I was unable to find their MOA Sawbrake but I did find their Cyodemus brake which looks to have external threads for a QD attachment of a muzzle device.
Is The Duckpuppy Legal?
Technically, there may be a legality question for the Duckpuppy. If you recall, a few years ago Sig Sauer attempted to get a monocore “muzzle brake” approved by the ATF. Unfortunately Sig Sauer was denied approval after a legal appeal and the ATF categorized it as a suppressor.
Looking at the Duckpuppy, it shares characteristics of a monocore baffle system for a suppressor. Take a close look at the design below and the QD version above. There is a lip or flange at the back of the muzzle brake. Looking along the body there are ringed sections that look to be the same diameter as the back and front portion. It would not be very difficult to slide a tube over this muzzle brake.

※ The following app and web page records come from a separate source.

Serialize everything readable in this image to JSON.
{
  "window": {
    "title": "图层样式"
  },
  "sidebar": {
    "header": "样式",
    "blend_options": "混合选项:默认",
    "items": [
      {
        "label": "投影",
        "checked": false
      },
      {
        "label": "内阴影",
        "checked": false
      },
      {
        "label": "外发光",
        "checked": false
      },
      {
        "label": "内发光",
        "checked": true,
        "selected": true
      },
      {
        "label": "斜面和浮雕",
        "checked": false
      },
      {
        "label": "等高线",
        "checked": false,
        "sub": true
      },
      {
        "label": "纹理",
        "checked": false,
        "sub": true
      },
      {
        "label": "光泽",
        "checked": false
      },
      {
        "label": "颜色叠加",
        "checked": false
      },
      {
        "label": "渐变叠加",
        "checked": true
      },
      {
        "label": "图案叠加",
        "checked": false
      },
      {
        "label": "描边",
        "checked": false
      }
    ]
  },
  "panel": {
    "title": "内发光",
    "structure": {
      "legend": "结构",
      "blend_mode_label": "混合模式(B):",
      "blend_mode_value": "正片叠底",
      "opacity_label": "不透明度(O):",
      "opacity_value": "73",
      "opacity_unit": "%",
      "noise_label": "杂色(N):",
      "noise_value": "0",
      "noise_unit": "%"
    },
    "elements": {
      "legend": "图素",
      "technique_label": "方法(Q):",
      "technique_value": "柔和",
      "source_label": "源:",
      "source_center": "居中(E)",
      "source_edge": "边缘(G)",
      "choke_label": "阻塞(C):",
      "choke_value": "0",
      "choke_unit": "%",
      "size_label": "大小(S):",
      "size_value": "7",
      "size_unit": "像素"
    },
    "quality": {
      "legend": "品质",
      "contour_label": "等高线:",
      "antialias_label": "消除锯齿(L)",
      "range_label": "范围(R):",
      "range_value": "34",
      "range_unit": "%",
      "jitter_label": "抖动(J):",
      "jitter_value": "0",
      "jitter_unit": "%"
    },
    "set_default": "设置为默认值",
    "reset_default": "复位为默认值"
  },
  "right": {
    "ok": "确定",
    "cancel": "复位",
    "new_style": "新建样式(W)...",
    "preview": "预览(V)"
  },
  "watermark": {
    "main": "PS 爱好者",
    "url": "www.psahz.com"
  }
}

From the photo above, the Duckpuppy looks like it could be 2 inches in diameter. I based this off the hole at the muzzle end of the muzzle brake. If that is for 5.56, then it is probably 0.3″ in diameter.
3D Printing, Is it the Wave of the future?
If you recall, Daniel Defense made a 3D printed suppressor called the Wave. I questioned the use of 3D printing since the Wave is a traditional suppressor design. 3D printing was not cheaper nor faster than conventional manufacturing processes. But looking at the Duck Puppy, I do see the value of 3D printing. In this example, the Duck Puppy would be rather difficult machine. Here is where 3D printing shines. You can create shapes and geometries that are physically impossible for traditional manufacturing. You could make complicated channels for gasses to escape and divert away from the bore of the suppressor. I do wonder what the rough texture does to the gasses. If you think of cars, usually a port and polish is done to improve air flow and increase performance.
At face value the Duckpuppy does not seem like a traditional muzzle brake. Muzzle brakes typically redirect gasses to mitigate recoil and muzzle climb. While we only see the Duckpuppy in a 3/4 view, I think there are ports all around the muzzle brake. If that is the case I do not think this will be a very effective muzzle brake for the purposes of controlling the gun.
Right now the Duckpuppy direct thread is retailing for only $375 while the Breach version is a bit more at $725. $375 is actually not that expensive for a muzzle brake when you consider other muzzle brakes like the KAC Triple Tap typically retails for over $400.